You walk along a dark winding path deep in a forest. There is a swamp you must wade through. You spot an old wooden shack and walk to it past a smouldering fire. Its broken shutters and verandah sag under vines and neglect.
And so begins your terrifying journey inside the dilapidated haunted house in Resident Evil 7, the survival horror virtual reality (VR) game.
You enter the rundown house through the only doorway not boarded over. Darkness. The door creaks closed behind you, then bangs shut. You turn on your torch…
Impact of odour on a VR environment
While fighting zombies in survival mode, smell is likely the last thing on your mind. But our research has shown that the sense least associated with virtual reality actually holds the key to a more immersive experience. Participants in our study felt that smell gave them a greater sense of really ‘being there’ in the virtual environment.
Surely a sweet-smelling game like Animal Crossing would be a better candidate for testing this theory? Well, as it turns out, bad smells may enhance the VR experience much more than good smells.
With this in mind, the research team used Resident Evil 7 in their recently published study[Link will open in a new window]. This game includes scenes with gory artefacts like rotten food and a rotten head to maximise players’ potential responses.
The study participants played a short segment from the beginning of the game, twice, with and without smell. While they were immersed in playing, researchers administered a blend of four specific odours - forest, smoke, rotten and dank. We developed forest, rotten and dank to match the scenes, using industrial flavour compounds.
One compound we used in the concoction for dank was 1-octen-3-ol, which has an earthy, mushroom odour character. We used dimethyl trisulfide in the rotten mix, which is a product of human decomposition and attracts blowflies.
The smoke smell was a commercially available smoky BBQ marinade sauce.
Fleshing out the smells
In the research, we used our prototype ‘olfactometer’ to deliver the odours. An olfactometer sends specific smells along a soft plastic tube fixed underneath the wearers’ nose. As the player worked their way through the VR environment, the olfactometer allowed us to accurately deliver the associated smells.
In one scene players walk through a dark basement in chest-high murky water. A rotten head suddenly appears. High-intensity rotten and dank smells were delivered to match what the player sees. In the forest scene, the players smell a green woody odour and smoke while passing the smoldering fire.
Throughout the experience, we also measured the players’ physiological responses – heart rate, electrodermal activity and temperature - via a smart wristband.
Virtual and augmented reality is usually all about visuals and sound. There has been previous research on whether smell enhances the VR experience, but with mixed results. We were able to use a more precise way to deliver the smells, in a well-developed VR environment. This contributed to the successful results. It took a combination of our tech to deliver smells and flavour expertise, and UTS’s VR research experience, to crack it.
Who knew the zombie apocalypse could help industry?
The work has broader implications for virtual reality beyond use in gaming. The findings provide evidence that smell could help enhance the effectiveness of VR simulations used in training or therapy. For example, VR environments could be made more immersive when used to train firefighters, defence personnel and emergency workers. Emergency response personnel who are confronted with hazardous situations involving bushfires or chemical spills, for example, could benefit from more realistic and immersive training environments which include odours.
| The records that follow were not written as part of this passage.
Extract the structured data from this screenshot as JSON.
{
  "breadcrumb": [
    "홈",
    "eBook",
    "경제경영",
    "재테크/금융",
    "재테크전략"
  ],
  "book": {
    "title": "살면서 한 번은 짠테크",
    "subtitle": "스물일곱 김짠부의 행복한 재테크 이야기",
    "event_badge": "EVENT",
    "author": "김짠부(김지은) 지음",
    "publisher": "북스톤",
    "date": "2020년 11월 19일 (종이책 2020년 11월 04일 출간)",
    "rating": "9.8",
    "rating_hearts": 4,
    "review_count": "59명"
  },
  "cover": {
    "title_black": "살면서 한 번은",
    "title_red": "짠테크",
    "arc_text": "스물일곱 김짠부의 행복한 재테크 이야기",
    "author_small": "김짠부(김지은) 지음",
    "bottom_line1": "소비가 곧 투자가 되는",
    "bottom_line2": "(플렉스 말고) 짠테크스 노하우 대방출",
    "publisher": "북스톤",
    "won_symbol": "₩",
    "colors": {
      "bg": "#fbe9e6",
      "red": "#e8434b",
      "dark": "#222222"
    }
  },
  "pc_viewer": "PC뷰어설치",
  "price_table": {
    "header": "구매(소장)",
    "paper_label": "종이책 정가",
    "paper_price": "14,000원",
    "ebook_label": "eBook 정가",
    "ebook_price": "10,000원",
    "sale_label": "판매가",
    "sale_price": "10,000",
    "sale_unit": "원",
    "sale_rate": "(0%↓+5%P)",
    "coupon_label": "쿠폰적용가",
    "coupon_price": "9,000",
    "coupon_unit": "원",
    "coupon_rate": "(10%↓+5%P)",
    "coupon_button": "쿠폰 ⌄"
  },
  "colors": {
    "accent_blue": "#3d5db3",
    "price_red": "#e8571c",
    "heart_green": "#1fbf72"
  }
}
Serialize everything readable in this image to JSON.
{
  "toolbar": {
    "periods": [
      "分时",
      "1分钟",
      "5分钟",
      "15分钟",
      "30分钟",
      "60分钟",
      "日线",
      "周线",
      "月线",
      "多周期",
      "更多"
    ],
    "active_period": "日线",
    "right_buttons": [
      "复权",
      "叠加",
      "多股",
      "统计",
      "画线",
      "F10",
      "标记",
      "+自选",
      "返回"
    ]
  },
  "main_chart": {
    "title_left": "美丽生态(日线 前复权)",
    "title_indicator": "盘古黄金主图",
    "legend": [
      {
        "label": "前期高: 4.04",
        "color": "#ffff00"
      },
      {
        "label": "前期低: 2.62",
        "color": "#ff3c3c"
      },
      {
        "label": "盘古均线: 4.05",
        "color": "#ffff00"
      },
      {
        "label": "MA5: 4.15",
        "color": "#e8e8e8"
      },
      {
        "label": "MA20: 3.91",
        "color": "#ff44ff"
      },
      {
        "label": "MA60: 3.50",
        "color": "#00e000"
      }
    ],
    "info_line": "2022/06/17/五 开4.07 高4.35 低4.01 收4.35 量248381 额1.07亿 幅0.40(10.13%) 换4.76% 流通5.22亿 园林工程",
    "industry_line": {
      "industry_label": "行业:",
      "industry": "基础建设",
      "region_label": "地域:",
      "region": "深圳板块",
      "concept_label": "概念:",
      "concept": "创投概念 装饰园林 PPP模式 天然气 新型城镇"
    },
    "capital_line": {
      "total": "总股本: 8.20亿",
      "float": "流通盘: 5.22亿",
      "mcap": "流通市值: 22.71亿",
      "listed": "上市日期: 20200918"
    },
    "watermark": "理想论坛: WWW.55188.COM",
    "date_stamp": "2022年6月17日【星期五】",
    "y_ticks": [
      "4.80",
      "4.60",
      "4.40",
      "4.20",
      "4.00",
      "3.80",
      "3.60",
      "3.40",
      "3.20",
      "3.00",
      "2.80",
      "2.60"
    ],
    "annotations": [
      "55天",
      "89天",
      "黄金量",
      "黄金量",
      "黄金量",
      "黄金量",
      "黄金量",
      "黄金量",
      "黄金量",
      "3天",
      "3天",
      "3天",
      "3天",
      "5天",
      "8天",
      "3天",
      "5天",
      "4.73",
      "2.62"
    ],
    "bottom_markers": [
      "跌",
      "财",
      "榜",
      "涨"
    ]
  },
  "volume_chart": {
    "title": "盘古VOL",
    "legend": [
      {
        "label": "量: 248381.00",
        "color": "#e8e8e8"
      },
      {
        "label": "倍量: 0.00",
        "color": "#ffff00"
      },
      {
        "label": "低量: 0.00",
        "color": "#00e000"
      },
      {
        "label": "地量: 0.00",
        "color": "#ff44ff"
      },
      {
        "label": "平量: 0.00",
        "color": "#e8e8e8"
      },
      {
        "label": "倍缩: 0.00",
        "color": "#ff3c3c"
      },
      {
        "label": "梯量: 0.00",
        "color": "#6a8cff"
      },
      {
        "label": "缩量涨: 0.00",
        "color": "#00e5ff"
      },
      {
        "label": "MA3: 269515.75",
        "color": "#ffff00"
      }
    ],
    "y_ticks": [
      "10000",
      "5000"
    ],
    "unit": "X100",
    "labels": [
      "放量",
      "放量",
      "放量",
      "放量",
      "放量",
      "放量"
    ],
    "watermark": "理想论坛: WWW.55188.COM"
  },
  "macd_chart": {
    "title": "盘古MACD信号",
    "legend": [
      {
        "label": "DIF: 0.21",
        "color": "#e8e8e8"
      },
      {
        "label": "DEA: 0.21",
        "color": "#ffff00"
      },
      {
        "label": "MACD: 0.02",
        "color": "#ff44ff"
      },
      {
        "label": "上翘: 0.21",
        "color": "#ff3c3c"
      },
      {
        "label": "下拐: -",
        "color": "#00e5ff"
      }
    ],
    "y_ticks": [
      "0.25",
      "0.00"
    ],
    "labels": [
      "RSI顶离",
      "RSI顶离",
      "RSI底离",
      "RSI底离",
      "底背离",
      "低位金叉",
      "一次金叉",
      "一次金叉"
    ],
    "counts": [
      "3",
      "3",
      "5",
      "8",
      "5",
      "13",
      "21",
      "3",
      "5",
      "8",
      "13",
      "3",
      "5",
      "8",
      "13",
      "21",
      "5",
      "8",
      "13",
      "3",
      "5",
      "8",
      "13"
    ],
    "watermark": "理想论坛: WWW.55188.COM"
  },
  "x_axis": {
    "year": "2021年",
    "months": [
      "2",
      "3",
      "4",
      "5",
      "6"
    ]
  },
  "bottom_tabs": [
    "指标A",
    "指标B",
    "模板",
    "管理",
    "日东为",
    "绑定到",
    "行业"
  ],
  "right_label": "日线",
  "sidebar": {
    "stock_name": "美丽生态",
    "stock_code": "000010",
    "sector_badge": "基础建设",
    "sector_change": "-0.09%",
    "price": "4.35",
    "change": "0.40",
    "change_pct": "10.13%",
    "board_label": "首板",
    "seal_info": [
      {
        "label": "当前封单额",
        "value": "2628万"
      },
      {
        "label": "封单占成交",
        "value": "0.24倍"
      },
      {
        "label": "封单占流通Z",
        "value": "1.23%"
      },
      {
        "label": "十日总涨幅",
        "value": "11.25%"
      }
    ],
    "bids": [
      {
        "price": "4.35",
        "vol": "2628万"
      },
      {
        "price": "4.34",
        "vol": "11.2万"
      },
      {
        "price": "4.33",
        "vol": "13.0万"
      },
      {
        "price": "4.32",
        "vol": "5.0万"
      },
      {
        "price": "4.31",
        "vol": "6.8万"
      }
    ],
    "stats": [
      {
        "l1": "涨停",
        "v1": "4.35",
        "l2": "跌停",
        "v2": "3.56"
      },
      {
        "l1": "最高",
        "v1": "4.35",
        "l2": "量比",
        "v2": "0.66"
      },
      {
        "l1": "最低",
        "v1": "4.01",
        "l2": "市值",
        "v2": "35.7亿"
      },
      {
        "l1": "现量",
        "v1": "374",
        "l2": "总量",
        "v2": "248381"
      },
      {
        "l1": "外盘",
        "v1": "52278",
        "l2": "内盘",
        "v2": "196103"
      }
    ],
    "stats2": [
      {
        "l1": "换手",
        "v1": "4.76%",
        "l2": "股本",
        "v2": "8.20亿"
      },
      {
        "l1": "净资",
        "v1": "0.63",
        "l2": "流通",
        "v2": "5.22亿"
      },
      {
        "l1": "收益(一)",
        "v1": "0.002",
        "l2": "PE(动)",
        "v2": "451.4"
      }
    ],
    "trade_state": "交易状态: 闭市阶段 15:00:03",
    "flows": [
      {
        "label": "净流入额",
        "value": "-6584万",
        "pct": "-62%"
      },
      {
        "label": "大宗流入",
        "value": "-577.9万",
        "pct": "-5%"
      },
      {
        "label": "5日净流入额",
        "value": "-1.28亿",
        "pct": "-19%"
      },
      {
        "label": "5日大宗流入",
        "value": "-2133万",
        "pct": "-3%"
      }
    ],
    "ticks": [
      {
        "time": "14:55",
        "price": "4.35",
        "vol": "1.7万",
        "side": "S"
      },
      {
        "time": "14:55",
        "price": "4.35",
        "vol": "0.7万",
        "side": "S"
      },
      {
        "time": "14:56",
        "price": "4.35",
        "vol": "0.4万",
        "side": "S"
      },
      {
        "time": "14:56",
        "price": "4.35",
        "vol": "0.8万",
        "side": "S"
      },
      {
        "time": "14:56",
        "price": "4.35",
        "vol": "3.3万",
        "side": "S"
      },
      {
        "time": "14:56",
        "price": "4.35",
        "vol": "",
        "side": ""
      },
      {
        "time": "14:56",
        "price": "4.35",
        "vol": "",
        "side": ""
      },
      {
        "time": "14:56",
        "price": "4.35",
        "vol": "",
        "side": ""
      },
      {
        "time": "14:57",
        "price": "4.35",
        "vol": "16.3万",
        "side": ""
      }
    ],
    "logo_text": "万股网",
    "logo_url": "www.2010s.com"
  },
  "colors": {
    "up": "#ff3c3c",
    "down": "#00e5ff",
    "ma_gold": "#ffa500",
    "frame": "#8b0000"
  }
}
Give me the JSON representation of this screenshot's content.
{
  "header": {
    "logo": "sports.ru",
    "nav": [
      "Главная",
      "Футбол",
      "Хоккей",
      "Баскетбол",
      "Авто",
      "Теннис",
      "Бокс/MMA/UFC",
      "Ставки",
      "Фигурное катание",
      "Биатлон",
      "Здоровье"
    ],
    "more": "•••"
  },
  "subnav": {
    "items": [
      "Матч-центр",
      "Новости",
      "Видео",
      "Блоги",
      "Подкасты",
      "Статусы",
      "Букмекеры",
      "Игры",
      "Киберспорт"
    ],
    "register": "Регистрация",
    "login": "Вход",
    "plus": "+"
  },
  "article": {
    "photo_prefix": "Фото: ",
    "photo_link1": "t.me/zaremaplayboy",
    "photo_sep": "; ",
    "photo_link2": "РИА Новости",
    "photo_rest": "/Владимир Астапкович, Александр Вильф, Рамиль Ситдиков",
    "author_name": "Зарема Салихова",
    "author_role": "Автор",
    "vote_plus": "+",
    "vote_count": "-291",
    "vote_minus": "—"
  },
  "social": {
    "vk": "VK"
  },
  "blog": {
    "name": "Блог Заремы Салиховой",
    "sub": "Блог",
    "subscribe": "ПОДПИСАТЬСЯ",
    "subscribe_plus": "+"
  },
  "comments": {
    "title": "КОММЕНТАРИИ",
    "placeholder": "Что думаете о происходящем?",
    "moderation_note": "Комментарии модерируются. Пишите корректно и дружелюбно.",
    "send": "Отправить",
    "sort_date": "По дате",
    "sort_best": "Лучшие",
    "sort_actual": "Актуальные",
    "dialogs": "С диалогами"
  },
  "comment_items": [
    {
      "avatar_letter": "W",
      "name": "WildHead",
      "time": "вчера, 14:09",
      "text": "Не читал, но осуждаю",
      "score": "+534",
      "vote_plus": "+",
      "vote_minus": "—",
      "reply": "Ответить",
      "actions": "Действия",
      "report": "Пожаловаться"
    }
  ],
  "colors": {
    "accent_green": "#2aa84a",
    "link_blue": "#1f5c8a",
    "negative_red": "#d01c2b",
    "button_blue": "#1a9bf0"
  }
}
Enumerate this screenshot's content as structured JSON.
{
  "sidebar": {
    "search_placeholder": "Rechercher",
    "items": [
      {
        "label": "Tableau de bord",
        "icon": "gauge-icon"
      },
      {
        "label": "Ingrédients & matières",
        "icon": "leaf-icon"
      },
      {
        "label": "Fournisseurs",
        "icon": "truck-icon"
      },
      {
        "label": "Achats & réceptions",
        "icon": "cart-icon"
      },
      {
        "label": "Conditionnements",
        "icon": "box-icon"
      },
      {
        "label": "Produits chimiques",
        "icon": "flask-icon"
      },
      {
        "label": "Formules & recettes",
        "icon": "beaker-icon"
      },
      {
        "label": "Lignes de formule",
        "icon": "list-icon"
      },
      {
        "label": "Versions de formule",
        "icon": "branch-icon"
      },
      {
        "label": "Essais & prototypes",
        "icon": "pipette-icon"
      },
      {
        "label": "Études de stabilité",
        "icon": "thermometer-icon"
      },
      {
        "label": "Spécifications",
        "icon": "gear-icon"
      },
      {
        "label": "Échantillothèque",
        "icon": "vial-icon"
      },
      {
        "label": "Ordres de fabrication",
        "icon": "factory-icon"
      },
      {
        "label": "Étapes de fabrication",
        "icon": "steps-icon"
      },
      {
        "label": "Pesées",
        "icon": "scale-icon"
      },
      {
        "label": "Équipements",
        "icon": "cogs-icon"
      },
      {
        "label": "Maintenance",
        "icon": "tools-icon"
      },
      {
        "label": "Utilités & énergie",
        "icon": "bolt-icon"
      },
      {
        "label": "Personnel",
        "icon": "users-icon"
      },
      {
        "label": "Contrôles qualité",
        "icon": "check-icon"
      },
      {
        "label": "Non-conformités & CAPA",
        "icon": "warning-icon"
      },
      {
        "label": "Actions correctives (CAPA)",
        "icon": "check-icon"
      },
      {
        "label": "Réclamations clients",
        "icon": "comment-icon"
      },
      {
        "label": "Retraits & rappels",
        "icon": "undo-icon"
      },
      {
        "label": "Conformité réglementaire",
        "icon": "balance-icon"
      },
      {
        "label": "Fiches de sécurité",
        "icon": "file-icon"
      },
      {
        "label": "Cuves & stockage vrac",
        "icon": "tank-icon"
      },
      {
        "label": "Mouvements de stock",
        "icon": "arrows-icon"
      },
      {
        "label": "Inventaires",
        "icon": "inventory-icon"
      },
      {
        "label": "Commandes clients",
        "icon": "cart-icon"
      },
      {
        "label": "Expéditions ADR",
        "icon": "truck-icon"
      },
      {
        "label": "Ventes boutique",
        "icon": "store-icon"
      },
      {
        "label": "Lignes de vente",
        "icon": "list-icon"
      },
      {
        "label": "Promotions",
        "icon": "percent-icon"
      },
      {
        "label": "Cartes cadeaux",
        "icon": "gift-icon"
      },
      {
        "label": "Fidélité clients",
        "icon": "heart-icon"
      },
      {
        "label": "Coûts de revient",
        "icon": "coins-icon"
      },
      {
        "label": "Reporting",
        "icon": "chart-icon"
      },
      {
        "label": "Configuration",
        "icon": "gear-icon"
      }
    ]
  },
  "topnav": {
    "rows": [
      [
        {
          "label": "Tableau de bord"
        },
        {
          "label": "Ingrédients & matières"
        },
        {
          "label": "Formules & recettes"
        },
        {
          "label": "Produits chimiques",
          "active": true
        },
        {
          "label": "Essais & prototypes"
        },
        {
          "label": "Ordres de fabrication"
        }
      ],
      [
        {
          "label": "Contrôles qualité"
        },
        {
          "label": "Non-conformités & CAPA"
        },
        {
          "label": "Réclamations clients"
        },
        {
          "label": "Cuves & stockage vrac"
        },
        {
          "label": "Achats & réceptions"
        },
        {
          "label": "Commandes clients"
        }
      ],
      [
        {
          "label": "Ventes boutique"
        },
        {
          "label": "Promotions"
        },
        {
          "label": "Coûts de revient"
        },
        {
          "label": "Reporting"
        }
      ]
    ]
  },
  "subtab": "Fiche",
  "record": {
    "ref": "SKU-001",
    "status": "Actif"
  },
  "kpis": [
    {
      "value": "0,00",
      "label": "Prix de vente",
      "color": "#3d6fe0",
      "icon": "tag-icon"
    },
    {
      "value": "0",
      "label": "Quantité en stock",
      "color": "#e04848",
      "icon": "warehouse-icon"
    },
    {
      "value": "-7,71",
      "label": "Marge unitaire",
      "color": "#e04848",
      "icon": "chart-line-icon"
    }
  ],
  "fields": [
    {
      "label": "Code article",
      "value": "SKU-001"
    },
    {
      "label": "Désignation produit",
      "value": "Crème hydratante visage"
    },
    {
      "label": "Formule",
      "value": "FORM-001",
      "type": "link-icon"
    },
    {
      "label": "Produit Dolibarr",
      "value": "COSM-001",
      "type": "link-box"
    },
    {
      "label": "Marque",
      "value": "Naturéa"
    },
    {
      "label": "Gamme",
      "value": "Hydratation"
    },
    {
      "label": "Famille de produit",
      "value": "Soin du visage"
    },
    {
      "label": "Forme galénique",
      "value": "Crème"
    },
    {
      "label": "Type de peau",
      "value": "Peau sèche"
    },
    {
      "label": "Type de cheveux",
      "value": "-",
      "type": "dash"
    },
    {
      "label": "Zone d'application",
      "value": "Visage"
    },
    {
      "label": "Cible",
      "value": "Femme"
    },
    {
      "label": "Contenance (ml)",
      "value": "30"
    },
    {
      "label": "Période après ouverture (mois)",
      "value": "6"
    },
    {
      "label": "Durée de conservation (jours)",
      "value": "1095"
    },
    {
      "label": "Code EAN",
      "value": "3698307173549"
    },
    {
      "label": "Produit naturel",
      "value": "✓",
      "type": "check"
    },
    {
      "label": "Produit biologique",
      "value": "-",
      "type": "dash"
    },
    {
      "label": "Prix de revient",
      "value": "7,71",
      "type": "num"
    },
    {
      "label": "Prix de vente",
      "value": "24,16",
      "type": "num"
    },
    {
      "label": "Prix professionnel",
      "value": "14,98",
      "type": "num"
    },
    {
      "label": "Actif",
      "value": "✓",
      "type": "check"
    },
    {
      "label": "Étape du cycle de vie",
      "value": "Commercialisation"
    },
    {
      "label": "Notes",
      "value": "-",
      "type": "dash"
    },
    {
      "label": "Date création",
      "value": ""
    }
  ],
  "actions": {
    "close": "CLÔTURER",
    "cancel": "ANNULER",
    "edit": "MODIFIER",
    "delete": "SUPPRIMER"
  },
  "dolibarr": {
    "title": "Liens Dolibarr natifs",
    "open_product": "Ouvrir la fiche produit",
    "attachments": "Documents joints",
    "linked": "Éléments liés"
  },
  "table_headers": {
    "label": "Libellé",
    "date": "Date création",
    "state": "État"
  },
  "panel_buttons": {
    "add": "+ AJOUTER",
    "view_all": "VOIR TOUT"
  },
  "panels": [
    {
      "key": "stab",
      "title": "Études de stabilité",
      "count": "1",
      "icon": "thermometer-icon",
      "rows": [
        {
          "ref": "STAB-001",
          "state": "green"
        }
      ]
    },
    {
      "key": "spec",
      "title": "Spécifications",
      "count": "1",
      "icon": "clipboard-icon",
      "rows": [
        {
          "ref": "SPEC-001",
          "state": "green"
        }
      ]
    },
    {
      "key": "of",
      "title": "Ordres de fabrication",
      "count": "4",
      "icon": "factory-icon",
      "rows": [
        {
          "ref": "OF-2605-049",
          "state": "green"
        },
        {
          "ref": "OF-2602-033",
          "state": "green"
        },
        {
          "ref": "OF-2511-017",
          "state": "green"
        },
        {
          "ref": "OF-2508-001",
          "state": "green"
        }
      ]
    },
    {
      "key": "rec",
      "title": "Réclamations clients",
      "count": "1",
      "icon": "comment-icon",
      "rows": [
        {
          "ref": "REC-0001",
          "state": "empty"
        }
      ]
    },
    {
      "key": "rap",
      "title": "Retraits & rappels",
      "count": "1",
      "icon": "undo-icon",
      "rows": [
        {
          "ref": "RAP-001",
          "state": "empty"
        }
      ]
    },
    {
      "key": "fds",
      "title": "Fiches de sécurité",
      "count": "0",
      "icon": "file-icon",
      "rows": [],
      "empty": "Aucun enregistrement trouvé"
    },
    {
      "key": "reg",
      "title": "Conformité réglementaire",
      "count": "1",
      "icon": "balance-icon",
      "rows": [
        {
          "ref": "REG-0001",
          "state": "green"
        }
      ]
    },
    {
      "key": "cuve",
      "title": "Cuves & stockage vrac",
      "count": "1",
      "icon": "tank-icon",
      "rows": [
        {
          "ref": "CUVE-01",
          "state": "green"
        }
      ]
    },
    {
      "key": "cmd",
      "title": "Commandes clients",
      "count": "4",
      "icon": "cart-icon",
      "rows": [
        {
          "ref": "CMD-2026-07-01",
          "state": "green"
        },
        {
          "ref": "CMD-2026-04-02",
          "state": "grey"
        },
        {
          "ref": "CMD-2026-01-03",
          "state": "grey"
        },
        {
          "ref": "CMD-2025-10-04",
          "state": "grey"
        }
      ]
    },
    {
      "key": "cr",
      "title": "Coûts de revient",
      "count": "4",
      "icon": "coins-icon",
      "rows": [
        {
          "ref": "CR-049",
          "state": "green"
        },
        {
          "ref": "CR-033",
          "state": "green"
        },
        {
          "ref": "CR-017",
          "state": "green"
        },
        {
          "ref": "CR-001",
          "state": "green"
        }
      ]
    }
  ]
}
The importance of odour in our everyday lives is recognised by the food, cosmetics and cleaning product sectors who invest considerable time and resources in the creation of fragrances that best suit their products. More research is needed into how these findings could be further developed. But they could potentially help industries like these develop and test new products.
So, while in one sense it seems like a bit of a crazy idea, there is a really serious side to this research.
The work was conducted within the Active Integrated Matter Future Science Platform, part of CSIRO’s $200 million program that pushes the boundaries of existing research through collaboration with universities and industry.